Output all of the listing, leaving every line exactly as written.
───── EXCERPTED RECORDS
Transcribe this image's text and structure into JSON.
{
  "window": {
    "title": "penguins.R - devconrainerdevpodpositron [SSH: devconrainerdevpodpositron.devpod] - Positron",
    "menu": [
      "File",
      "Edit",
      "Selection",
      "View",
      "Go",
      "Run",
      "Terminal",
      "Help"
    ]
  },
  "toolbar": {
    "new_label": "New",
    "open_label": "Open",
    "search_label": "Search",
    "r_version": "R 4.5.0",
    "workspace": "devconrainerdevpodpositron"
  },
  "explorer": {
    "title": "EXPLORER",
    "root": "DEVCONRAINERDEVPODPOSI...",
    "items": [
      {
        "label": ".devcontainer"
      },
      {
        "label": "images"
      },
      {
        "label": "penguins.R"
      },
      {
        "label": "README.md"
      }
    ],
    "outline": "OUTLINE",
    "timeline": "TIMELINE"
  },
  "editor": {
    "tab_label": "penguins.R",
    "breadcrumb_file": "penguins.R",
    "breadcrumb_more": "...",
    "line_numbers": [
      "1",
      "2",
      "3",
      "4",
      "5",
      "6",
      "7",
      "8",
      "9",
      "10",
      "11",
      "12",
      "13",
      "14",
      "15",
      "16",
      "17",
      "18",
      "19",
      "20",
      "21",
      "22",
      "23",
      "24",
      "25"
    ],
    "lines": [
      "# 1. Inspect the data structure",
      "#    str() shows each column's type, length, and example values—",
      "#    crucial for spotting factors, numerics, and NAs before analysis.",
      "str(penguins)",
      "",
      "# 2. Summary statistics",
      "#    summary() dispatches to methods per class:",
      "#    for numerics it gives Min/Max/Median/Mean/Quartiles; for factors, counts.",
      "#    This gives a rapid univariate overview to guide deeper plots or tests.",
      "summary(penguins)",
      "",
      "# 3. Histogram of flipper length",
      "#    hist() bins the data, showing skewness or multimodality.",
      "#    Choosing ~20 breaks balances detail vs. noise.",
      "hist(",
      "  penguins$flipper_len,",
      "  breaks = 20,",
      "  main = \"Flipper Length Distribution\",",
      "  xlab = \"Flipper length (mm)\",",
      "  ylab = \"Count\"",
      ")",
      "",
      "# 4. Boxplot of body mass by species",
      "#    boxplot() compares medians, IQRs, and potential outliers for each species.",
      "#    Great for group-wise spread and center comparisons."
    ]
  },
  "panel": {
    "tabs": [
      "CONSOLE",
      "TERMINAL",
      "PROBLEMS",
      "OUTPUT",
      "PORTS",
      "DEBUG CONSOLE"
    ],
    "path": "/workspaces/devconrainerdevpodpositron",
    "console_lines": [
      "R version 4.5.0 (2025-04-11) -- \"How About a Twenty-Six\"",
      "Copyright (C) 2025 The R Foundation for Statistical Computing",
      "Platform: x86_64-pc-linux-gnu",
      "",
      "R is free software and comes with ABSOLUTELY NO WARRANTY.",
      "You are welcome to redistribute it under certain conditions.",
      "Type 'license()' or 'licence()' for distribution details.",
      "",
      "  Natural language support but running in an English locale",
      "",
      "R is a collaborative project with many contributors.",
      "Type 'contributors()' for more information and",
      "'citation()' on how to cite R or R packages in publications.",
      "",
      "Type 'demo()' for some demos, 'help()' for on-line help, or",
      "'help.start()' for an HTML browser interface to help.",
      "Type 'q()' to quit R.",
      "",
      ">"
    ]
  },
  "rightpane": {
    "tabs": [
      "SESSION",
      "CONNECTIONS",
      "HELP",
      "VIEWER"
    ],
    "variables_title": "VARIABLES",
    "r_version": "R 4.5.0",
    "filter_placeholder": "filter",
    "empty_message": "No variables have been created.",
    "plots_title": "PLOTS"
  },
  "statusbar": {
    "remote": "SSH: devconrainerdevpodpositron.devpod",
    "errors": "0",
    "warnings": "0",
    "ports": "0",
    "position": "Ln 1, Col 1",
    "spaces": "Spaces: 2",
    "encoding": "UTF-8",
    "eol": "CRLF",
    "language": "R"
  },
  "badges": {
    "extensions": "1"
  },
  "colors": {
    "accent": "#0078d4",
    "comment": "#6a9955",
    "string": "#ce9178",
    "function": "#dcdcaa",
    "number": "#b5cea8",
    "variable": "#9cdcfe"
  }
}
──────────
[YOUR SOLUTION]
Transcribe this image's text and structure into JSON.
{
  "window": {
    "title": "penguins.R - devconrainerdevpodpositron [SSH: devconrainerdevpodpositron.devpod] - Positron",
    "menu": [
      "File",
      "Edit",
      "Selection",
      "View",
      "Go",
      "Run",
      "Terminal",
      "Help"
    ]
  },
  "toolbar": {
    "new_label": "New",
    "open_label": "Open",
    "search_label": "Search",
    "r_version": "R 4.5.0",
    "workspace": "devconrainerdevpodpositron"
  },
  "explorer": {
    "title": "EXPLORER",
    "root": "DEVCONRAINERDEVPODPOSI...",
    "items": [
      {
        "label": ".devcontainer"
      },
      {
        "label": "images"
      },
      {
        "label": "penguins.R"
      },
      {
        "label": "README.md"
      }
    ],
    "outline": "OUTLINE",
    "timeline": "TIMELINE"
  },
  "editor": {
    "tab_label": "penguins.R",
    "breadcrumb_file": "penguins.R",
    "breadcrumb_more": "...",
    "line_numbers": [
      "1",
      "2",
      "3",
      "4",
      "5",
      "6",
      "7",
      "8",
      "9",
      "10",
      "11",
      "12",
      "13",
      "14",
      "15",
      "16",
      "17",
      "18",
      "19",
      "20",
      "21",
      "22",
      "23",
      "24",
      "25"
    ],
    "lines": [
      "# 1. Inspect the data structure",
      "#    str() shows each column's type, length, and example values—",
      "#    crucial for spotting factors, numerics, and NAs before analysis.",
      "str(penguins)",
      "",
      "# 2. Summary statistics",
      "#    summary() dispatches to methods per class:",
      "#    for numerics it gives Min/Max/Median/Mean/Quartiles; for factors, counts.",
      "#    This gives a rapid univariate overview to guide deeper plots or tests.",
      "summary(penguins)",
      "",
      "# 3. Histogram of flipper length",
      "#    hist() bins the data, showing skewness or multimodality.",
      "#    Choosing ~20 breaks balances detail vs. noise.",
      "hist(",
      "  penguins$flipper_len,",
      "  breaks = 20,",
      "  main = \"Flipper Length Distribution\",",
      "  xlab = \"Flipper length (mm)\",",
      "  ylab = \"Count\"",
      ")",
      "",
      "# 4. Boxplot of body mass by species",
      "#    boxplot() compares medians, IQRs, and potential outliers for each species.",
      "#    Great for group-wise spread and center comparisons."
    ]
  },
  "panel": {
    "tabs": [
      "CONSOLE",
      "TERMINAL",
      "PROBLEMS",
      "OUTPUT",
      "PORTS",
      "DEBUG CONSOLE"
    ],
    "path": "/workspaces/devconrainerdevpodpositron",
    "console_lines": [
      "R version 4.5.0 (2025-04-11) -- \"How About a Twenty-Six\"",
      "Copyright (C) 2025 The R Foundation for Statistical Computing",
      "Platform: x86_64-pc-linux-gnu",
      "",
      "R is free software and comes with ABSOLUTELY NO WARRANTY.",
      "You are welcome to redistribute it under certain conditions.",
      "Type 'license()' or 'licence()' for distribution details.",
      "",
      "  Natural language support but running in an English locale",
      "",
      "R is a collaborative project with many contributors.",
      "Type 'contributors()' for more information and",
      "'citation()' on how to cite R or R packages in publications.",
      "",
      "Type 'demo()' for some demos, 'help()' for on-line help, or",
      "'help.start()' for an HTML browser interface to help.",
      "Type 'q()' to quit R.",
      "",
      ">"
    ]
  },
  "rightpane": {
    "tabs": [
      "SESSION",
      "CONNECTIONS",
      "HELP",
      "VIEWER"
    ],
    "variables_title": "VARIABLES",
    "r_version": "R 4.5.0",
    "filter_placeholder": "filter",
    "empty_message": "No variables have been created.",
    "plots_title": "PLOTS"
  },
  "statusbar": {
    "remote": "SSH: devconrainerdevpodpositron.devpod",
    "errors": "0",
    "warnings": "0",
    "ports": "0",
    "position": "Ln 1, Col 1",
    "spaces": "Spaces: 2",
    "encoding": "UTF-8",
    "eol": "CRLF",
    "language": "R"
  },
  "badges": {
    "extensions": "1"
  },
  "colors": {
    "accent": "#0078d4",
    "comment": "#6a9955",
    "string": "#ce9178",
    "function": "#dcdcaa",
    "number": "#b5cea8",
    "variable": "#9cdcfe"
  }
}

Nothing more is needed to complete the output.